We've been trying something different, as Congress has been pretending to nearly shut down the government or arbitrarily destroy the global economic system for the fourth time this year: Not biting! They'll always reach an agreement, after acting out a months-long scripted fight that we've seen before. But now we're at the stage when children lawmakers begin channeling action movies for inspiration, so we'll take that as our cue.

A brief summary of the payroll tax cut/unemployment benefits/government funding extension battle until now: President Obama and Democrats wanted to extend last year's "temporary" (they'll never let it expire) employer-side payroll tax cut and unemployment benefits for another year, as their last legislative shot to juice the economy before reelection time, along with other assorted things they pass every year like the "doc fix" for Medicare reimbursement rates; Republicans saw that President Obama and Democrats wanted something and held out in order to extract some goodies after making Obama's life a living hell for a while; Democrats tried to apply leverage by linking it to the next round of government funding and offsetting the extensions' cost with a surtax on millionaires, giving them an excuse to say "Republicans will allow taxes on middle-class people to go up $1,000 if they insist on protecting the rich"; Republicans immediately knew that Democrats weren't credibly committed to this threat, because they never are, and continued holding out; Democrats proved Republicans right by endorsing a two-month extension to continue working on it instead of carrying out its threat to let everything expire and blame Republicans; the Senate overwhelmingly passed that two-month extension; House Republicans saw that people were starting to agree on things and decided to say "no"; and now here we are. Oh, and somewhere along the way Republicans managed to drive a wedge between Obama and environmentalists.

In the debt ceiling fight it was at this same late-game juncture — when House Republicans were holding up a compromise bill and feeling the heat — that they channeled a scene from Ben Affleck's The Town to motivate themselves. This time around, it's Braveheart:

"I've got a flight out of [Georgia] in about two hours. We're all coming back, that's what everybody told Speaker Boehner on the conference call Saturday when we heard about this fiasco of a two-month extension voted on by the Senate," Gingrey said. "We were literally shocked."

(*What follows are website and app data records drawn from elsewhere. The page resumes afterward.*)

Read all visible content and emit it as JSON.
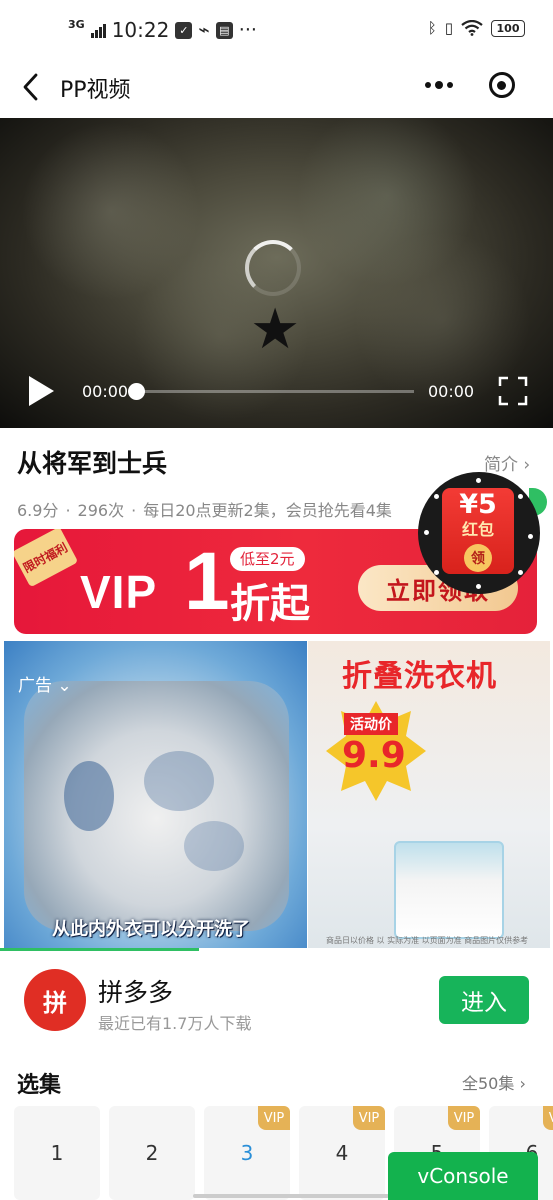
{
  "status_bar": {
    "network": "3G",
    "time": "10:22",
    "battery": "100",
    "more": "···"
  },
  "nav": {
    "title": "PP视频"
  },
  "player": {
    "current_time": "00:00",
    "duration": "00:00",
    "progress": 0
  },
  "video": {
    "title": "从将军到士兵",
    "intro_link": "简介 ›",
    "score": "6.9分",
    "plays": "296次",
    "update_info": "每日20点更新2集，会员抢先看4集"
  },
  "red_packet": {
    "amount": "¥5",
    "label": "红包",
    "grab": "领"
  },
  "vip_banner": {
    "corner": "限时福利",
    "vip_word": "VIP",
    "vip_num": "1",
    "low_price": "低至2元",
    "discount": "折起",
    "cta": "立即领取"
  },
  "ad": {
    "tag": "广告 ⌄",
    "caption": "从此内外衣可以分开洗了",
    "product_title": "折叠洗衣机",
    "activity_price_label": "活动价",
    "price": "9.9",
    "fine_print": "商品日以价格 以 实际为准 以页面为准 商品图片仅供参考",
    "progress": 0.36
  },
  "app": {
    "logo": "拼",
    "name": "拼多多",
    "desc": "最近已有1.7万人下载",
    "enter": "进入"
  },
  "episodes": {
    "title": "选集",
    "all": "全50集 ›",
    "items": [
      {
        "label": "1",
        "vip": ""
      },
      {
        "label": "2",
        "vip": ""
      },
      {
        "label": "3",
        "vip": "VIP"
      },
      {
        "label": "4",
        "vip": "VIP"
      },
      {
        "label": "5",
        "vip": "VIP"
      },
      {
        "label": "6",
        "vip": "VIP"
      }
    ],
    "active_index": 2
  },
  "vconsole": {
    "label": "vConsole"
  }
}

"Out of 75 responses, there may have been one person that thought it was OK that we would put the fight off until two months from now," he continued. "Everybody else said, 'Look, this is a 'Braveheart' moment. You, Mr. Speaker, are our William Wallace. Let's rush to the fight. Get us back to Washington, let's get to our work and we're doing that.' "

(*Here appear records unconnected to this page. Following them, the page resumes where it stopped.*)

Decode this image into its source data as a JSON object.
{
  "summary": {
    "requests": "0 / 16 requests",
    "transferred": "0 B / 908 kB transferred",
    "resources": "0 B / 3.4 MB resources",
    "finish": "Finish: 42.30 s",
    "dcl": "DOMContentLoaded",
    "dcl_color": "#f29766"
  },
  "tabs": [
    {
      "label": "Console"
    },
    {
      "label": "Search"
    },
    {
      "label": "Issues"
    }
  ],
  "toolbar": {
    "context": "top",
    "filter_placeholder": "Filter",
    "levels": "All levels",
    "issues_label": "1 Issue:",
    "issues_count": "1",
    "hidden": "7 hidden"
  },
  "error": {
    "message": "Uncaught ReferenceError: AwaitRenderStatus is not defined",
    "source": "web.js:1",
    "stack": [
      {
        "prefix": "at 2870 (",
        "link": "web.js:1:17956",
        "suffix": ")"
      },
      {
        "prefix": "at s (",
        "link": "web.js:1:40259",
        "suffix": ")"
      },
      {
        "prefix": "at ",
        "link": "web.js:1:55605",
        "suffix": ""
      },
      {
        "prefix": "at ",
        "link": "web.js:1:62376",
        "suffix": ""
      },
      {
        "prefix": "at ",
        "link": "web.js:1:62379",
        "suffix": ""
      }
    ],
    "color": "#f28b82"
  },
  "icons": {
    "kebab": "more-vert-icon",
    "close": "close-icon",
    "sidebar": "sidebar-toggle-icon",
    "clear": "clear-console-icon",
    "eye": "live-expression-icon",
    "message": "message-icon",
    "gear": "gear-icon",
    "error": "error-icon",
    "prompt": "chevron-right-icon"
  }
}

"Ha ha Republicans," you say, but Democrats have been doing the Braveheart thing for years.

And the rest of this fight, indeed, should play out exactly as Braveheart did: William Boehner Wallace will rally his troops with an invigorating speech before heading into the final battle, in which the House and Senate reject each others' bills and choose to mesh them in conference committee where they'll tweak a few pay-fors.

[Image via AP]